  8. ^ "Offshore wind turbines are connected to the electricity grid by traditional AC system". Energinet.dk. 5 June 2014. Retrieved 9 March 2017.
  9. ^ "Indstilling om tilladelse til etablering af ilandføringsanlæg for havmølleparken Kriegers Flak" (PDF) (in Danish). 12 December 2014. pp. 2–3. Retrieved 11 March 2017.
  10. ^ "NKT in Kriegers Flak Milestone". Subsea World News. 5 June 2019.
  11. ^ "The project". Energinet.dk. 29 April 2016. Retrieved 13 November 2016.
  12. ^ "Timeline". Energinet.dk. 5 November 2015. Archived from the original on 28 May 2017. Retrieved 13 November 2016.
  13. ^ Skopljak, Nadja (2019-06-05). "NKT Puts Kriegers Flak CGS Cable Into Operation". offshorewind.biz. Retrieved 2019-07-02.
  14. ^ "Kriegers Flak CGS Exempt From 70 Per Cent Rule". Offshore Wind. 17 November 2020. Archived from the original on 17 November 2020.
  15. ^ "derogation according to Article 64 of Regulation (EU) 2019/943" (PDF). 30 June 2020.
  16. ^ a b Garus, Katharina (2015-11-03). "Seven companies prequalified for Kriegers Flak". offshorewindindustry.com. Retrieved 2016-08-22.
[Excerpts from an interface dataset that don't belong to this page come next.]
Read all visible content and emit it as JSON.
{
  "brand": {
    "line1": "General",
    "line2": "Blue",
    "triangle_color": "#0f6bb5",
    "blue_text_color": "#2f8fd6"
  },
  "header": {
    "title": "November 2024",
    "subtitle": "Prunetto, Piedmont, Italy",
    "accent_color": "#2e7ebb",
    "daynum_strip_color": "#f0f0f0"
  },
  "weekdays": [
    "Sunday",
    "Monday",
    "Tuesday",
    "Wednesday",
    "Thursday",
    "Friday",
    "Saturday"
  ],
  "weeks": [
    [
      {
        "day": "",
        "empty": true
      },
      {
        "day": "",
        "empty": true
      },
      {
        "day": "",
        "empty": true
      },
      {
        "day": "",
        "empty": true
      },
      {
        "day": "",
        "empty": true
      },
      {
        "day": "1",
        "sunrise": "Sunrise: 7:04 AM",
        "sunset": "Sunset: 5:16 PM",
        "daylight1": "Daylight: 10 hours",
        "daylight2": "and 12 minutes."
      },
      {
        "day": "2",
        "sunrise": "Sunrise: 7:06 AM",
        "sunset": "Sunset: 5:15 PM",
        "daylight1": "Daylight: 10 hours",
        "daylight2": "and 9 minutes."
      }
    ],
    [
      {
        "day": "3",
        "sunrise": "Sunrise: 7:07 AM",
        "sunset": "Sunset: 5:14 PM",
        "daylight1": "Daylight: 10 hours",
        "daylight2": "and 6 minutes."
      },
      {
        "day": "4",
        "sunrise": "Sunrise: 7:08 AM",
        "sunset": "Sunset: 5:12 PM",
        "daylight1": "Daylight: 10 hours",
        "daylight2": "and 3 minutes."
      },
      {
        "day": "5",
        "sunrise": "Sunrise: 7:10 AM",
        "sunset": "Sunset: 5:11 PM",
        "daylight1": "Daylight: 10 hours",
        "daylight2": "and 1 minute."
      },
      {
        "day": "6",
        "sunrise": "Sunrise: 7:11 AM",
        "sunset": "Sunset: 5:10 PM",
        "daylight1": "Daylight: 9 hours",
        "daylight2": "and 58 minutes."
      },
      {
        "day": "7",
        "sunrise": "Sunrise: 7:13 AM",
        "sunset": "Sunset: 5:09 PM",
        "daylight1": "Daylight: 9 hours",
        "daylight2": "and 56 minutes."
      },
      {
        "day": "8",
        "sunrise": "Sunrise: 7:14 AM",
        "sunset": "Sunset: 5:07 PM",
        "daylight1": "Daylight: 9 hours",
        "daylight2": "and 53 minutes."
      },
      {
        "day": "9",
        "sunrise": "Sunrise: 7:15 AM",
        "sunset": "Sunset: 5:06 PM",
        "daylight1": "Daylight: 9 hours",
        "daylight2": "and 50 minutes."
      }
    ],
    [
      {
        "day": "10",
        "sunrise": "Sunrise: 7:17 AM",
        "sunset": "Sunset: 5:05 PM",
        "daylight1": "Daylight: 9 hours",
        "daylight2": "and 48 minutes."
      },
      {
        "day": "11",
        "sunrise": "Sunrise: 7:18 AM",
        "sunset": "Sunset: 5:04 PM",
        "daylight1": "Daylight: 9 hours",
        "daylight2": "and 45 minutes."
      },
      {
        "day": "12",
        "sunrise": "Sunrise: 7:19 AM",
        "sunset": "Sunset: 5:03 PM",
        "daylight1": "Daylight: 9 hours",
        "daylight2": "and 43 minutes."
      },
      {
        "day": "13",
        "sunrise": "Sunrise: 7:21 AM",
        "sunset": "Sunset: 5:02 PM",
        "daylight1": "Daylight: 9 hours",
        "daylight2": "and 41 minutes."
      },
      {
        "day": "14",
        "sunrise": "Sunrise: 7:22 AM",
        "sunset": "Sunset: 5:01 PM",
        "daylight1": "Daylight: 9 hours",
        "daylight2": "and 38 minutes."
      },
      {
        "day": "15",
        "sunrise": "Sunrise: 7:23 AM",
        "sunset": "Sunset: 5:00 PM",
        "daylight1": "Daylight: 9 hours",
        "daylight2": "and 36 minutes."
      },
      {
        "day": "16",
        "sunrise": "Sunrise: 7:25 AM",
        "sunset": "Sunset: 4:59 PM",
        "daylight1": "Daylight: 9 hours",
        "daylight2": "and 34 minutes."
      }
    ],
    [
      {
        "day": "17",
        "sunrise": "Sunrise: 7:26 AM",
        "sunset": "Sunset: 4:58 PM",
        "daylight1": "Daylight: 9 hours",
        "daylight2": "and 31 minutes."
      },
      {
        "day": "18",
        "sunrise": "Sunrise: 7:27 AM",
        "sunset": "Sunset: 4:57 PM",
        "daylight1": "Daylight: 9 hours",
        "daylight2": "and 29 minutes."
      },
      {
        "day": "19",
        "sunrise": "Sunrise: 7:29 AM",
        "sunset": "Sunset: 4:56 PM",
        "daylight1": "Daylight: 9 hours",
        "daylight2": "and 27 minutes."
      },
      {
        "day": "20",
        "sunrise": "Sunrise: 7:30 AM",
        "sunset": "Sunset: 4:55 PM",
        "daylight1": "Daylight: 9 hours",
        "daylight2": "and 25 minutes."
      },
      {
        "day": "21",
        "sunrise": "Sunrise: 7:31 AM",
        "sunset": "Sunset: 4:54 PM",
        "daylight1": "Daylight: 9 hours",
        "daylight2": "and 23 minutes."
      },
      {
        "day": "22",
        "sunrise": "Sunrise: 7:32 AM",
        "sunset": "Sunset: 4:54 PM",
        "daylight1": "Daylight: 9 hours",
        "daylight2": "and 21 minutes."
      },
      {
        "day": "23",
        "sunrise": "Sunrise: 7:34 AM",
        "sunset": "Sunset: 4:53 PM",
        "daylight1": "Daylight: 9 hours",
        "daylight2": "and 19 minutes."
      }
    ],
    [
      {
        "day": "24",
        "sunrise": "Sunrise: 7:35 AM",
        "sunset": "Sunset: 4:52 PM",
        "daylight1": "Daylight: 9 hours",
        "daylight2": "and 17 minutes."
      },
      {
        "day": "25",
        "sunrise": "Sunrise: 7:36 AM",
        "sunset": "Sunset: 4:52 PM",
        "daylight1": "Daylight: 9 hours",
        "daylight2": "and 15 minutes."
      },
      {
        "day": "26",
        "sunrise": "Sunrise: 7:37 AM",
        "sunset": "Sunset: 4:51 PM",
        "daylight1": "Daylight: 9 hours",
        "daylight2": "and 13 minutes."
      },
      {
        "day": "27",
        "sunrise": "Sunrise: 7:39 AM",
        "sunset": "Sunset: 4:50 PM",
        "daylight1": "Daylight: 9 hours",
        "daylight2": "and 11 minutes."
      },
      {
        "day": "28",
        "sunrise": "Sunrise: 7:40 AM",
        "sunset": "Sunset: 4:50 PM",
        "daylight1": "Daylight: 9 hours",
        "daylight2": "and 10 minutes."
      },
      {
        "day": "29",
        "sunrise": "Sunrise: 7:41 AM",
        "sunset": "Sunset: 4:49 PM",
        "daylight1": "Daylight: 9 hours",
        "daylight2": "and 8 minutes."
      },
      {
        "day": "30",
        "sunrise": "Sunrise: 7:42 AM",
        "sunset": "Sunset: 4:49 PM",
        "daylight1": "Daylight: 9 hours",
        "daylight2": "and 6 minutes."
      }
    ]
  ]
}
  17. ^ a b Parr, Mike (2016-07-20). "Dutch and Danish Auction Model Heralds Bright Future for Offshore Wind". theenergycollective.com. Retrieved 2017-02-07. The tenderer is to quote a kWh price to be paid for 30 TWh (corresponding to 50,000 full-load hours for 600 MW). The price tendered is to be a fixed "øre" amount (constant in current prices) and will not be indexed.
  18. ^ "Vattenfall Wins Bid for Denmark's Largest Offshore Windfarm". The Maritime Executive. 2016-11-10. Retrieved 2017-02-07.
  19. ^ Williams, Diarmaid (2016-11-10). "More evidence of competitive wind power with Vattenfall's Baltic deal". powerengineeringint.com. Retrieved 2017-02-07.
  20. ^ "Om Kriegers Flak". 2018-07-04. Retrieved 2018-11-25.
  21. ^ "Successful test of offshore cables in the Baltic Sea". en.energinet.dk. 2018-11-08. Retrieved 2019-06-09.
  22. ^ "Few months delay in the construction of converter Station in Bentwisch". en.energinet.dk. 2019-01-24. Retrieved 2019-06-09.
  23. ^ "Construction of Kriegers Flak Offshore Wind Farm has started". www.windtech-international.com. 23 May 2019.
  24. ^ Foxwell, David (13 April 2021). "Jan De Nul reaches halfway point at Kriegers Flak". Riviera.